- Pg 860, "Lowz" corrected to be "Lonz" (Lonz Powers).
- Pg 860, "Minifee" corrected to be "Minifie" (Wm. Minifie and Co.).

Following corrections are by removal or addition of a word:
- Pg 723, word "by" removed (surrounded by [by] tall trees).
- Pg 781, word "in" added (and in spite of).
- Pg 801, word "I" added (that I was not sorry).
- Pg 855, word "are" removed (there are [are] thirty-two).

*** End of this Doctrine Publishing Corporation Digital Book "Harper's New Monthly Magazine, No. VI, November 1850, Vol. I" ***

Doctrine Publishing Corporation provides digitized public domain materials.
Public domain books belong to the public and we are merely their custodians.
This effort is time consuming and expensive, so in order to keep providing
this resource, we have taken steps to prevent abuse by commercial parties,
including placing technical restrictions on automated querying.

We also ask that you:

+ Make non-commercial use of the files We designed Doctrine Publishing
Corporation's ISYS search for use by individuals, and we request that you
use these files for personal, non-commercial purposes.

+ Refrain from automated querying Do not send automated queries of any sort
to Doctrine Publishing's system: If you are conducting research on machine
translation, optical character recognition or other areas where access to a
large amount of text is helpful, please contact us. We encourage the use of
public domain materials for these purposes and may be able to help.

+ Keep it legal -  Whatever your use, remember that you are responsible for
ensuring that what you are doing is legal.
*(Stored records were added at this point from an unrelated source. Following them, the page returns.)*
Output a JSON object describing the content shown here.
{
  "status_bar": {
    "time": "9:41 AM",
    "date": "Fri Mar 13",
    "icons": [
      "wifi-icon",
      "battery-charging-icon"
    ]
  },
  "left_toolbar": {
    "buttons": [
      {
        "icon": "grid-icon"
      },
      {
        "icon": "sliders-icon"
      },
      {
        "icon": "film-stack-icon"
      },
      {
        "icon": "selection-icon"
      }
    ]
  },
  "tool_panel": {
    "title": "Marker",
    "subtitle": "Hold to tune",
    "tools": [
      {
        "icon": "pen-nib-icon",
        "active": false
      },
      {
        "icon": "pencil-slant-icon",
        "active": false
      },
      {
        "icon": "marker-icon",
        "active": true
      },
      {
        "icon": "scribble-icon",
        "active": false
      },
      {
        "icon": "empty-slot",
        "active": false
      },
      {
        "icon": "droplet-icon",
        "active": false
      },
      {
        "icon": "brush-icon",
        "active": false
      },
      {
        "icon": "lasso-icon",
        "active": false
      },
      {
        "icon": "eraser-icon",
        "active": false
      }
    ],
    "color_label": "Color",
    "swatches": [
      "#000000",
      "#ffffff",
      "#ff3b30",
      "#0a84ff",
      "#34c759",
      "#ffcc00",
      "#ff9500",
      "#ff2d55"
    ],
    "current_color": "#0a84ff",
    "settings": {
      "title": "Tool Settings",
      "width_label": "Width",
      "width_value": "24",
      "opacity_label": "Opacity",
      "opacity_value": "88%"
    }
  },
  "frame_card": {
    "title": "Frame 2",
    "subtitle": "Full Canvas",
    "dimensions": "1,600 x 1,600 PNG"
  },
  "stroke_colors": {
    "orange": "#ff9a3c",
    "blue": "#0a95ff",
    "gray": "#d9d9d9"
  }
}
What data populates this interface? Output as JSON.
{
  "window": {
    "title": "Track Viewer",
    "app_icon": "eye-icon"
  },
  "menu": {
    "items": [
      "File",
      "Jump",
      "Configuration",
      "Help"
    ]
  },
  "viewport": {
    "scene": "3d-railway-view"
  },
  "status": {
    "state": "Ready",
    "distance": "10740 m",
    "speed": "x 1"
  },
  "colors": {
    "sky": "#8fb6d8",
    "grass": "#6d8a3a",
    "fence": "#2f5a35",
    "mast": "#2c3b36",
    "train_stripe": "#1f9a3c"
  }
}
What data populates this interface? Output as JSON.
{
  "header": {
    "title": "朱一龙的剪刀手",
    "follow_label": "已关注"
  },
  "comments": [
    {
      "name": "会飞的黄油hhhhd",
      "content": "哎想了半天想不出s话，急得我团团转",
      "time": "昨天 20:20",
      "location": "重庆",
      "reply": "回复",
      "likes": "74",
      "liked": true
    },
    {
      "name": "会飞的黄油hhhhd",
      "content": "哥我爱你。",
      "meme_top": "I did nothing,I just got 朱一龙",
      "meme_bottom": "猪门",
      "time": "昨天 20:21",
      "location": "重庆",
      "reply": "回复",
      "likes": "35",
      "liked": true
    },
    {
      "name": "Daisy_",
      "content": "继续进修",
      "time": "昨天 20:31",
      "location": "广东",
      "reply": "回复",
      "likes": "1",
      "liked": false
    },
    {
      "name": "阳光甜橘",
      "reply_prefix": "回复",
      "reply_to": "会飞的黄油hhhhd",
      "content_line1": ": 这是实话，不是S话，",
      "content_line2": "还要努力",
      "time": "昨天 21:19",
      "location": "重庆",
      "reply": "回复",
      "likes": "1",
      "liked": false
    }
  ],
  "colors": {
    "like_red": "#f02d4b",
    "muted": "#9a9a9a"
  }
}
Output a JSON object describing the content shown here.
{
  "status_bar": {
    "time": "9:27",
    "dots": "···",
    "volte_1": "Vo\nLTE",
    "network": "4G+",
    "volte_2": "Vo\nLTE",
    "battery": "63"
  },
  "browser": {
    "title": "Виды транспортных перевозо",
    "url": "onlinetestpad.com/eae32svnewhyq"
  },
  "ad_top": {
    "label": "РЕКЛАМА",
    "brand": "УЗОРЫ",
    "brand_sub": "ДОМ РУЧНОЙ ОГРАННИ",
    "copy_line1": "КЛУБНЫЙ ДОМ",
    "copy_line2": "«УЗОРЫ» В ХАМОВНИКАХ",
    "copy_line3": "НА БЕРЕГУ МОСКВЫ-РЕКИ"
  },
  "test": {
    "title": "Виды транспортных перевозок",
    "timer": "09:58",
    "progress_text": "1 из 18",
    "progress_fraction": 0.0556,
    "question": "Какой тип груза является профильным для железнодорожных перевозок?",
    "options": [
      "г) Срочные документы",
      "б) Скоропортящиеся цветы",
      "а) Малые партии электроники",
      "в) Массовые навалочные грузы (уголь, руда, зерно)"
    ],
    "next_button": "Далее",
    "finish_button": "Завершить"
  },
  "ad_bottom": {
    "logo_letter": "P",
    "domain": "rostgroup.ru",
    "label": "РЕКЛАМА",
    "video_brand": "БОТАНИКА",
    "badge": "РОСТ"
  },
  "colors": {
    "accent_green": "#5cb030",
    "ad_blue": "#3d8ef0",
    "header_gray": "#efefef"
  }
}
Do not assume that just because
we believe a book is in the public domain for users in the United States,
that the work is also in the public domain for users in other countries.
Whether a book is still in copyright varies from country to country, and we
can't offer guidance on whether any specific use of any specific book is
allowed. Please do not assume that a book's appearance in Doctrine Publishing
ISYS search  means it can be used in any manner anywhere in the world.
Copyright infringement liability can be quite severe.

About ISYS® Search Software
Established in 1988, ISYS Search Software is a global supplier of enterprise
search solutions for business and government.  The company's award-winning
software suite offers a broad range of search, navigation and discovery
solutions for desktop search, intranet search, SharePoint search and embedded
search applications.  ISYS has been deployed by thousands of organizations
operating in a variety of industries, including government, legal, law
enforcement, financial services, healthcare and recruitment.